FORT KNOX, Ky. - Sgt. 1st Class Carol Newland, sexual assault response coordinator, 1st Theater Sustainment Command, was recognized with the President’s Volunteer Service Award here April 28.

The civil award, bestowed by the President of the United States, was established to honor volunteers who have completed more than 4,000 volunteer hours.

Lt. Col. Kibitlewski, commander, Special Troops Battalion, 1st TSC, presented the award to Newland for completing a cumulative 4,230 hours of volunteering and spoke about her giving spirit and commitment to helping others.

“Sgt. 1st Class Newland not only volunteered to do what less than one percent of the population volunteers to do,” Kibitlewski said, referencing Newlands decision to enlist in the military, “but she continues to raise her hand and give her time.”

Newland received a certificate of appreciation, a letter signed by the President of the United States, and a Lifetime Volunteer Coin.

“Each time I sign up to volunteer, it takes me back to this famous quote by Mahatma Gandhi – ‘The best way to find yourself is to lose yourself in the service to others,’” she explained.

Newland’s volunteer hours began in 1996 when she was a military spouse and carry on today. She joined the Army in 2007, but she continued volunteering.

Just as she volunteered to serve in the Army as a Soldier, she was also the mother who often raised her hand to help with her daughter’s school activities.

She was the team mom for multiple sports and a member of the booster club and prom committees for her daughter’s middle and high schools. She was a junior Reserve Officer Training Corps volunteer for four years while her daughter Mikaila participated in the program.

This sergeant first class volunteered for many activities in the Army community too. She enjoys cooking and has shared prepared meals with Soldiers in the barracks and cooked for countless Army and community events.

A creative Newland planned parties and was a set designer for a haunted house while deployed in Afghanistan and while serving in Germany. She assisted with the setup and tear down of several marathons as well.

As the 1st TSC’s SARC, she volunteered at a domestic violence women’s shelter and homeless shelters, taught religious studies and volunteered on faith-based missions. She also currently serves as a SFRG command ready representative with the 1st TSC’s Soldier and Family Readiness Group.

With her position as the SARC, volunteering at a shelter to help survivors of domestic violence is dear to her. She said it is rewarding to volunteer for a worthy cause and do it for someone who isn’t as fortunate as herself.

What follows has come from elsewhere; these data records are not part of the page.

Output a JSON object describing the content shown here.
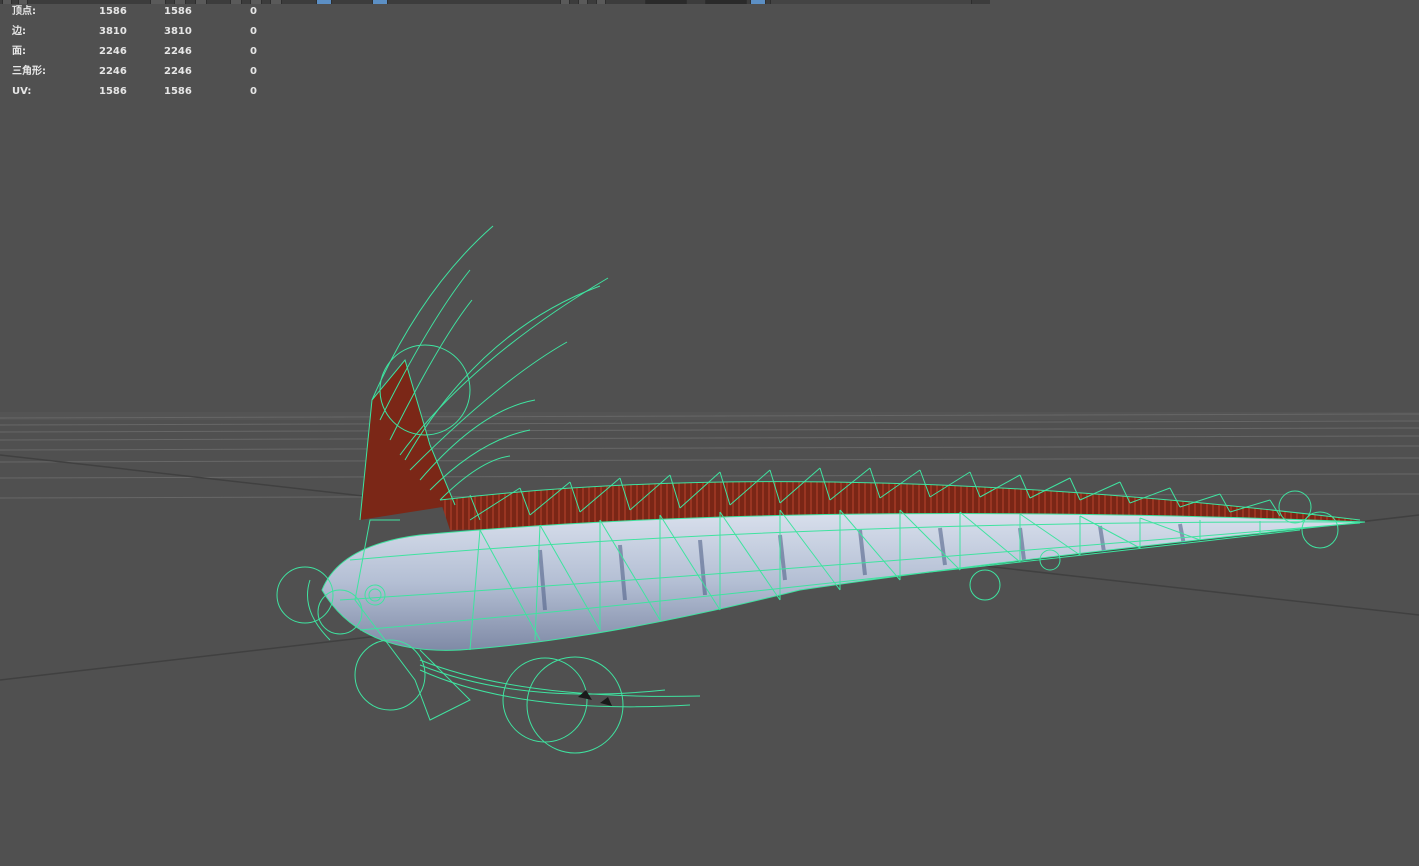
{
  "hud": {
    "rows": [
      {
        "label": "顶点:",
        "v1": "1586",
        "v2": "1586",
        "v3": "0"
      },
      {
        "label": "边:",
        "v1": "3810",
        "v2": "3810",
        "v3": "0"
      },
      {
        "label": "面:",
        "v1": "2246",
        "v2": "2246",
        "v3": "0"
      },
      {
        "label": "三角形:",
        "v1": "2246",
        "v2": "2246",
        "v3": "0"
      },
      {
        "label": "UV:",
        "v1": "1586",
        "v2": "1586",
        "v3": "0"
      }
    ]
  },
  "colors": {
    "background": "#505050",
    "wireframe": "#3fe3a0",
    "fin": "#8a2a1a",
    "body": "#b9c4d8",
    "grid": "#6a6a6a"
  }
}
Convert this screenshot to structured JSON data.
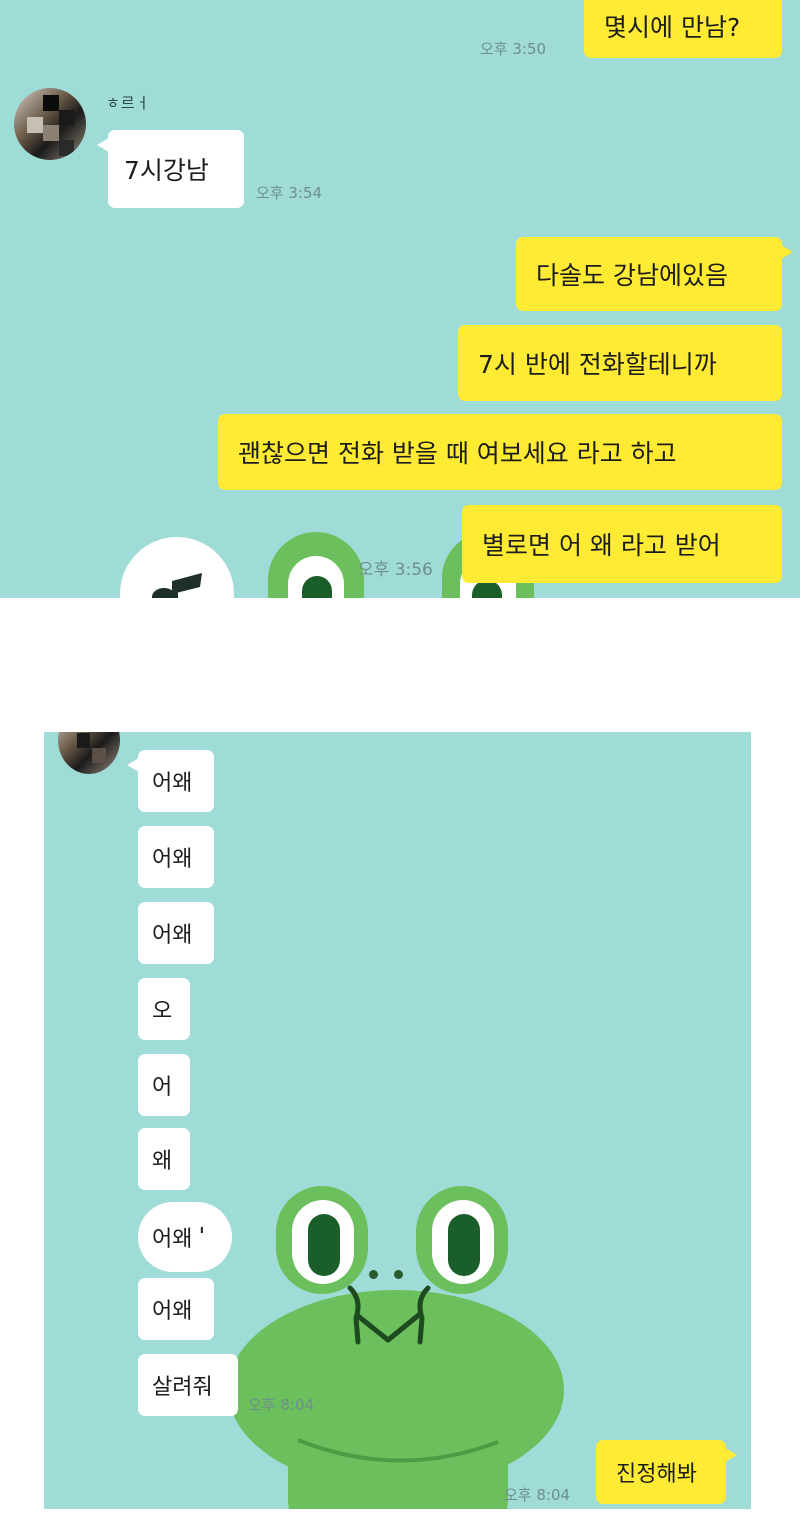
{
  "panel1": {
    "messages_me": [
      {
        "text": "몇시에 만남?",
        "time": "오후 3:50"
      },
      {
        "text": "다솔도 강남에있음"
      },
      {
        "text": "7시 반에 전화할테니까"
      },
      {
        "text": "괜찮으면 전화 받을 때 여보세요 라고 하고"
      },
      {
        "text": "별로면 어 왜 라고 받어",
        "time": "오후 3:56"
      }
    ],
    "sender_name": "ㅎ르ㅓ",
    "message_them": {
      "text": "7시강남",
      "time": "오후 3:54"
    }
  },
  "panel2": {
    "messages_them": [
      {
        "text": "어왜"
      },
      {
        "text": "어왜"
      },
      {
        "text": "어왜"
      },
      {
        "text": "오"
      },
      {
        "text": "어"
      },
      {
        "text": "왜"
      },
      {
        "text": "어왜"
      },
      {
        "text": "어왜"
      },
      {
        "text": "살려줘",
        "time": "오후 8:04"
      }
    ],
    "message_me": {
      "text": "진정해봐",
      "time": "오후 8:04"
    }
  },
  "colors": {
    "chat_background": "#9fdbd7",
    "my_bubble": "#ffeb33",
    "their_bubble": "#ffffff",
    "frog_green": "#6cbf5d"
  },
  "icons": [
    "music-note-icon",
    "frog-sticker"
  ]
}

“These are people who have experienced a crisis in their life, so we are helping them and showing them that they are not alone,” she said.

Overall, her favorite volunteer experience involved being a mentor to a six-year-old girl as a buddy with the program Camp We Can, while stationed at Fort Campbell, Kentucky, in 2007.

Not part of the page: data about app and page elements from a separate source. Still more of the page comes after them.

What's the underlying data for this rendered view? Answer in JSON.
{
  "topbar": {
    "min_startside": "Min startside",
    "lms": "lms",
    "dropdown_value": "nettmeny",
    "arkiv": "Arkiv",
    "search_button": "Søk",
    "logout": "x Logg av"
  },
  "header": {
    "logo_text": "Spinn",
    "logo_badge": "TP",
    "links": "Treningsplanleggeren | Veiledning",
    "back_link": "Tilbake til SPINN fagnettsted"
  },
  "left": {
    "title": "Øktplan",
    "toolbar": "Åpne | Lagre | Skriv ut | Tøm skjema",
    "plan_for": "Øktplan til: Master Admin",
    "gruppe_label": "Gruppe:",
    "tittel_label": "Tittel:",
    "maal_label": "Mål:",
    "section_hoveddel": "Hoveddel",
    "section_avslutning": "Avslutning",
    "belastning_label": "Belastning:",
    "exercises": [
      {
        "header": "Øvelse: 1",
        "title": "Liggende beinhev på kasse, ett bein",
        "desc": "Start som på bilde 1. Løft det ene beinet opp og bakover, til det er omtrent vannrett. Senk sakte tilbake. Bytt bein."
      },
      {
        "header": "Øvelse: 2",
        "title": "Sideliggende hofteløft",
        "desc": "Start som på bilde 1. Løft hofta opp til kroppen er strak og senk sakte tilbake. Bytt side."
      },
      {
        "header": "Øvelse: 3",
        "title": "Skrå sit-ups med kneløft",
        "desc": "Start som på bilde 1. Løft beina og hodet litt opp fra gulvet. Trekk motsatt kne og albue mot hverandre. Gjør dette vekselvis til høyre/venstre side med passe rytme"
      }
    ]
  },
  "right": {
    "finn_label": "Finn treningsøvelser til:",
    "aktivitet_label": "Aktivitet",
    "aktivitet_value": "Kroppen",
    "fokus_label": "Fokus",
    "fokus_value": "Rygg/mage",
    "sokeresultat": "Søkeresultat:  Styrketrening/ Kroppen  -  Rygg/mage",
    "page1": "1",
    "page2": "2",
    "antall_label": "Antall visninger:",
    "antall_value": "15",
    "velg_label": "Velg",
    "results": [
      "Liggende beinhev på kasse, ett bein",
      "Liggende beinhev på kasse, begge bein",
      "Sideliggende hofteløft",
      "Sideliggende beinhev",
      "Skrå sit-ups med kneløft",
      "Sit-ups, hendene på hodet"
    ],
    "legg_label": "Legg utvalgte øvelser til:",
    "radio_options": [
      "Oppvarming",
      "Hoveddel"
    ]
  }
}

“For two weeks, I did whatever she wanted,” Newland said. “She wanted to go horseback riding, and I had never done it before, but I did it with her.”

Newland volunteers because she wants to give back to her community, including Soldiers and family members, and even other volunteers who have impacted her life.

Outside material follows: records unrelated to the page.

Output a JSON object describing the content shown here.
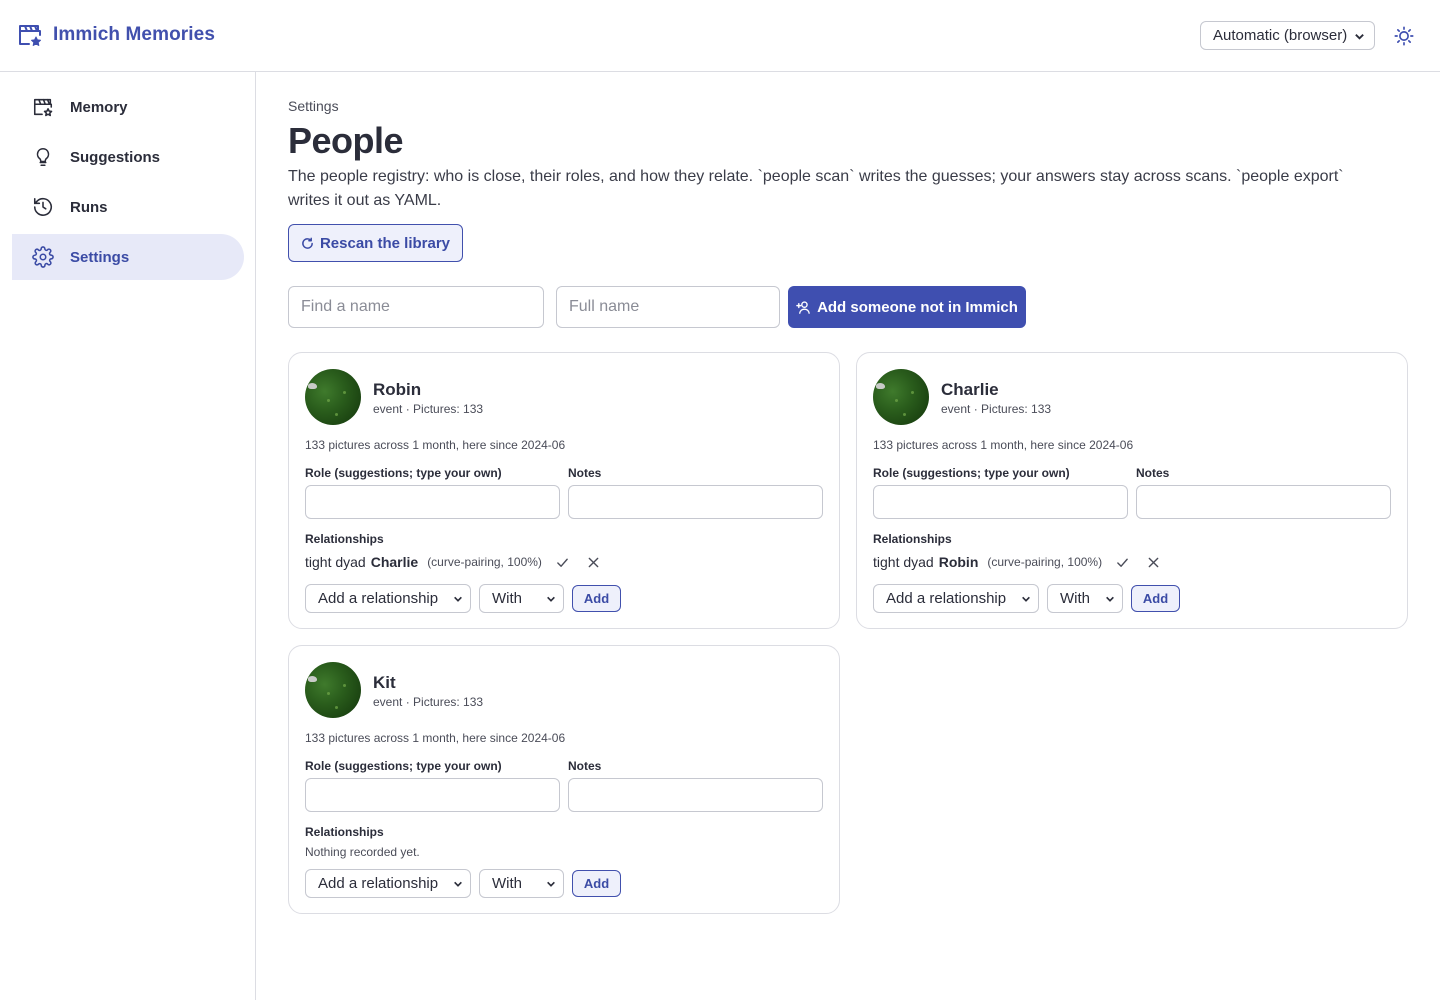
{
  "app": {
    "title": "Immich Memories"
  },
  "header": {
    "theme_select_value": "Automatic (browser)",
    "theme_toggle_icon": "sun-icon"
  },
  "sidebar": {
    "items": [
      {
        "label": "Memory",
        "icon": "clapperboard-icon",
        "active": false
      },
      {
        "label": "Suggestions",
        "icon": "lightbulb-icon",
        "active": false
      },
      {
        "label": "Runs",
        "icon": "history-icon",
        "active": false
      },
      {
        "label": "Settings",
        "icon": "gear-icon",
        "active": true
      }
    ]
  },
  "page": {
    "breadcrumb": "Settings",
    "title": "People",
    "description": "The people registry: who is close, their roles, and how they relate. `people scan` writes the guesses; your answers stay across scans. `people export` writes it out as YAML.",
    "rescan_label": "Rescan the library",
    "find_placeholder": "Find a name",
    "fullname_placeholder": "Full name",
    "add_person_label": "Add someone not in Immich"
  },
  "card_labels": {
    "role_label": "Role (suggestions; type your own)",
    "notes_label": "Notes",
    "relationships_label": "Relationships",
    "add_relationship_select": "Add a relationship",
    "with_select": "With",
    "add_button": "Add",
    "empty_relationships": "Nothing recorded yet."
  },
  "people": [
    {
      "name": "Robin",
      "meta": "event · Pictures: 133",
      "stat": "133 pictures across 1 month, here since 2024-06",
      "relationship": {
        "kind": "tight dyad",
        "with": "Charlie",
        "source": "(curve-pairing, 100%)"
      }
    },
    {
      "name": "Charlie",
      "meta": "event · Pictures: 133",
      "stat": "133 pictures across 1 month, here since 2024-06",
      "relationship": {
        "kind": "tight dyad",
        "with": "Robin",
        "source": "(curve-pairing, 100%)"
      }
    },
    {
      "name": "Kit",
      "meta": "event · Pictures: 133",
      "stat": "133 pictures across 1 month, here since 2024-06",
      "relationship": null
    }
  ],
  "colors": {
    "accent": "#3f4fb0",
    "accent_soft": "#eef0fb",
    "nav_active_bg": "#e7e9f8",
    "border": "#dcdde3"
  }
}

She wishes to pay forward the feeling she had when returning home from her two deployments.

“I remember coming back from each [deployment], and it was so nice when they opened the doors of the bus, and we saw all of the things that they had prepared for us,” she said.

“None of that would be possible without all of the volunteers,” she said.

She remembers the volunteers from the SFRG, the United Service Organization, and Morale Welfare and Recreation who made it all happen.

Newland encourages others to volunteer and says that we all have a couple of hours to give to help others.

“Go see Theresa Scott with our First Team SFRG,” she said. “There are so many different volunteer opportunities available, and she has all the information to share. Even if it’s to plant a flower and watch it grow.”

Newland said that we are blessed and live in a blessed country. “Knowing that, anyone can give of their time,” she said.